Blinding Lust
In the second half of the narrative, we find that the Jews want to take advantage of the opportunity and eradication the inclination toward illicit relations.
They said: Since this is a time of grace, let us pray for mercy concerning the sinful inclination. They prayed for mercy, and he was handed over to them. They imprisoned him for three days, then looked in the whole land of Israel for a fresh egg for a sick person and could not find it.
They wondered: Shall we beg for half-mercy? But Heaven does not grant half-measures!
So they put out his eyes and let him go. It helped inasmuch as he no more entices men to commit incest.
In light of the abovementioned sources, this matter is not surprising at all. This is not only because illicit relations is one of the sins that caused the destruction of the First Temple; it is an integral component of the Canaanite paganism that contaminated the Land of Israel during the First Temple Era. In a different sense, in the sources above we saw that the religious connection with the Divine Presence is described with the terminology of a spousal relationship. Therefore, to a certain extent, we may see a link between the two inclinations.
However, as told in the aggada, the Jews understand quickly that eradicating this inclination towards illicit relations would destroy the world, as all reproduction and procreation, which allows the world to feed and propagate itself, depends on the existence of the inclination toward illicit relations. Therefore, they must let the creature that represents the sinful inclination survive.
“So they put out his eyes and let him go” — In other words, they blind it, the result being that a person no longer desires to have sexual relations with close family members. It is difficult to understand why this is the effect of blinding the sinful inclination. The sense of sight is certainly integral in forming lustful thoughts, so weakening it by blinding it does make logical sense. Nevertheless, it is unclear what incest has to do with this act specifically.

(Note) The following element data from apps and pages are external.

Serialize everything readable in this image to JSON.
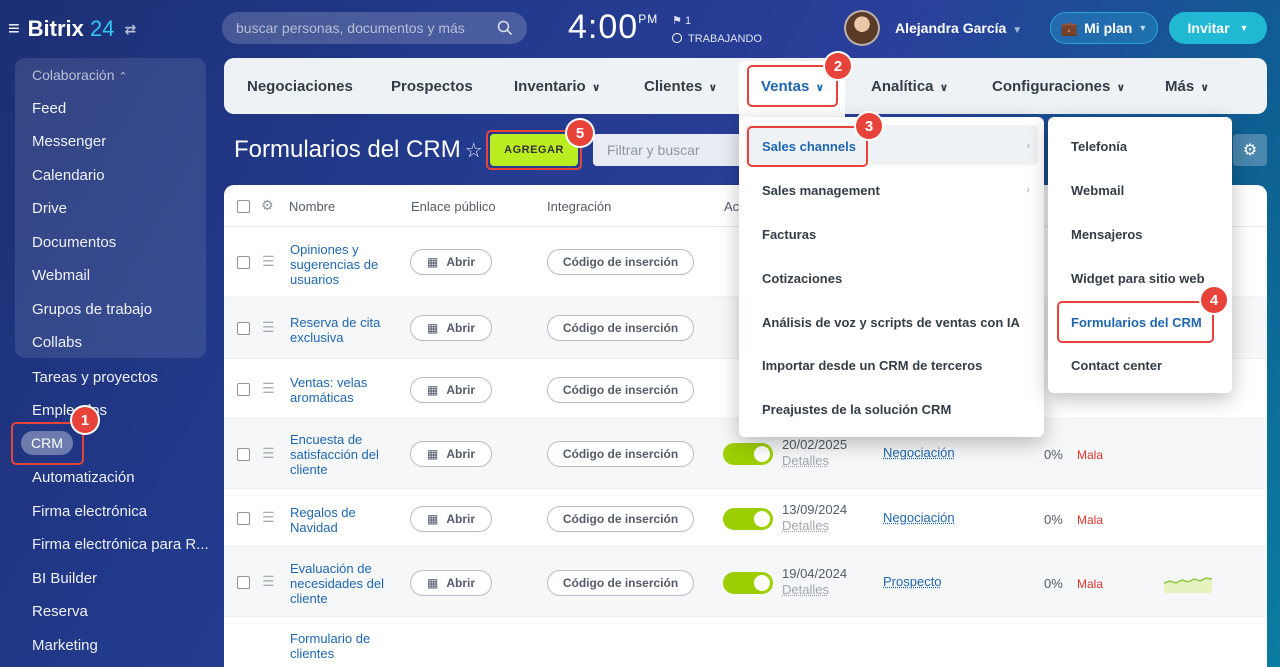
{
  "app": {
    "logo_text": "Bitrix",
    "logo_num": "24"
  },
  "header": {
    "search_placeholder": "buscar personas, documentos y más",
    "clock": "4:00",
    "clock_suffix": "PM",
    "flag_count": "1",
    "work_status": "TRABAJANDO",
    "user_name": "Alejandra García",
    "plan_label": "Mi plan",
    "invite_label": "Invitar"
  },
  "sidebar": {
    "group_label": "Colaboración",
    "items": [
      "Feed",
      "Messenger",
      "Calendario",
      "Drive",
      "Documentos",
      "Webmail",
      "Grupos de trabajo",
      "Collabs",
      "Tareas y proyectos",
      "Empleados",
      "CRM",
      "Automatización",
      "Firma electrónica",
      "Firma electrónica para R...",
      "BI Builder",
      "Reserva",
      "Marketing"
    ]
  },
  "crm_menu": {
    "items": [
      "Negociaciones",
      "Prospectos",
      "Inventario",
      "Clientes",
      "Ventas",
      "Analítica",
      "Configuraciones",
      "Más"
    ]
  },
  "page": {
    "title": "Formularios del CRM",
    "add_label": "AGREGAR",
    "filter_placeholder": "Filtrar y buscar"
  },
  "grid": {
    "columns": [
      "Nombre",
      "Enlace público",
      "Integración",
      "Ac"
    ],
    "open_label": "Abrir",
    "code_label": "Código de inserción",
    "details_label": "Detalles",
    "rows": [
      {
        "name": "Opiniones y sugerencias de usuarios"
      },
      {
        "name": "Reserva de cita exclusiva"
      },
      {
        "name": "Ventas: velas aromáticas"
      },
      {
        "name": "Encuesta de satisfacción del cliente",
        "date": "20/02/2025",
        "stage": "Negociación",
        "pct": "0%",
        "quality": "Mala"
      },
      {
        "name": "Regalos de Navidad",
        "date": "13/09/2024",
        "stage": "Negociación",
        "pct": "0%",
        "quality": "Mala"
      },
      {
        "name": "Evaluación de necesidades del cliente",
        "date": "19/04/2024",
        "stage": "Prospecto",
        "pct": "0%",
        "quality": "Mala"
      },
      {
        "name": "Formulario de clientes"
      }
    ]
  },
  "ventas_menu": {
    "items": [
      "Sales channels",
      "Sales management",
      "Facturas",
      "Cotizaciones",
      "Análisis de voz y scripts de ventas con IA",
      "Importar desde un CRM de terceros",
      "Preajustes de la solución CRM"
    ]
  },
  "channels_menu": {
    "items": [
      "Telefonía",
      "Webmail",
      "Mensajeros",
      "Widget para sitio web",
      "Formularios del CRM",
      "Contact center"
    ]
  },
  "callouts": [
    "1",
    "2",
    "3",
    "4",
    "5"
  ],
  "colors": {
    "accent_green": "#bbed21",
    "callout_red": "#e8433a",
    "link_blue": "#2067b0"
  }
}
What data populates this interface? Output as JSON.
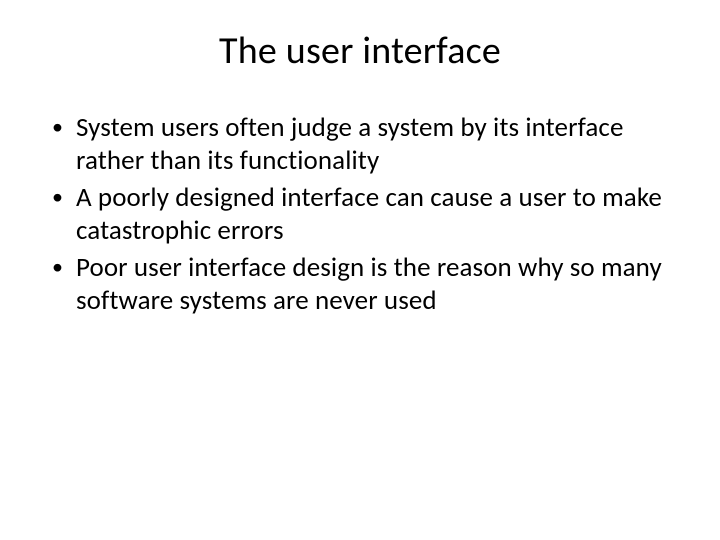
{
  "slide": {
    "title": "The user interface",
    "bullets": [
      "System users often judge a system by its interface rather than its functionality",
      "A poorly designed interface can cause a user to make catastrophic errors",
      "Poor user interface design is the reason why so many software systems are never used"
    ]
  }
}
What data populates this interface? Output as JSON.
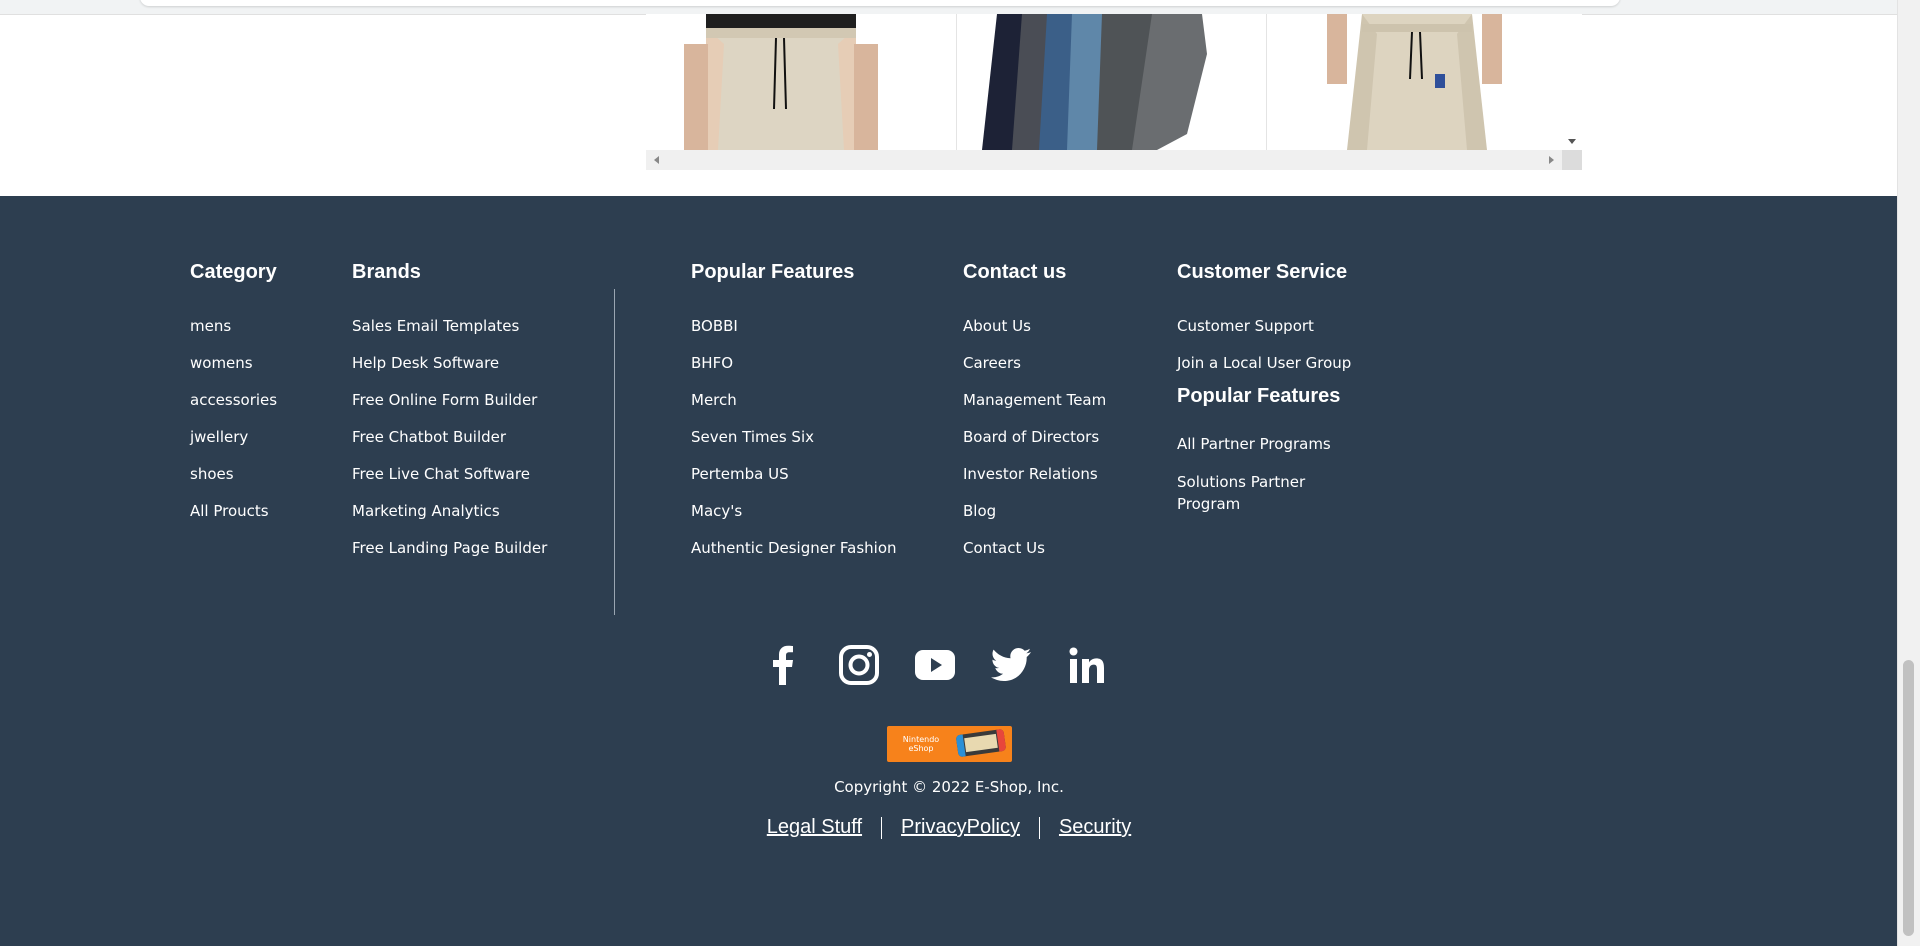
{
  "footer": {
    "columns": [
      {
        "heading": "Category",
        "items": [
          "mens",
          "womens",
          "accessories",
          "jwellery",
          "shoes",
          "All Proucts"
        ]
      },
      {
        "heading": "Brands",
        "items": [
          "Sales Email Templates",
          "Help Desk Software",
          "Free Online Form Builder",
          "Free Chatbot Builder",
          "Free Live Chat Software",
          "Marketing Analytics",
          "Free Landing Page Builder"
        ]
      },
      {
        "heading": "Popular Features",
        "items": [
          "BOBBI",
          "BHFO",
          "Merch",
          "Seven Times Six",
          "Pertemba US",
          "Macy's",
          "Authentic Designer Fashion"
        ]
      },
      {
        "heading": "Contact us",
        "items": [
          "About Us",
          "Careers",
          "Management Team",
          "Board of Directors",
          "Investor Relations",
          "Blog",
          "Contact Us"
        ]
      },
      {
        "heading": "Customer Service",
        "items": [
          "Customer Support",
          "Join a Local User Group"
        ],
        "sub_heading": "Popular Features",
        "sub_items": [
          "All Partner Programs",
          "Solutions Partner Program"
        ]
      }
    ],
    "social": [
      "facebook-icon",
      "instagram-icon",
      "youtube-icon",
      "twitter-icon",
      "linkedin-icon"
    ],
    "badge_text": "Nintendo eShop",
    "copyright": "Copyright © 2022 E-Shop, Inc.",
    "legal_links": [
      "Legal Stuff",
      "PrivacyPolicy",
      "Security"
    ]
  },
  "colors": {
    "footer_bg": "#2d3e50",
    "footer_text": "#ffffff",
    "badge": "#f7821b"
  }
}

In the next shiur, we will address an additional brief aggada cited below in the sugya in Yoma, immediately after the aggada we have analyzed here, and we will attempt to find the contribution of the shared context of these two aggadot.
Translated by Yoseif Bloch

[1] There is a widespread misconception that the official view of Chazal is that the Divine Presence was not to be found in the Second Temple, but this idea appears consistently in the Babylonian Talmud only. According to sources from the Land of Israel, God did reside in the Second Temple. See the details of this position in G. Sasson, “Nokhechut Ha-Shekhina Be-Mikdash Sheini: Bein Chakhmei Bavel Le-Chakhmei Eretz Yisrael,” Mada’ei Ha-Yahadut 48 (5772), pp. 49-71.
[2] Later in the sugya, R. Acha bar Ya’akov suggests that the reference is to the Second Temple Era. However, the simple understanding is that R. Nachman is not referring to this period; see below and next footnote.
[3] The manner in which R. Nachman phrases it is very interesting: “When she is divorced, she goes back to her earlier state of affection.” This is not what we might expect about a divorced couple; the relationship between ex-spouses is usually antagonistic, engendering a permanent distance between the two former spouses. Apparently, although R. Nachman sees the Second Temple Era as one of divorce, it is a temporary status that is destined to end in reconciliation and remarriage. In this sense, the Second Temple Era may be compared to the era of the Tabernacle in the desert, an existing relationship in which there is shame and demureness, but the ultimate goal is the intimacy of consummated marriage.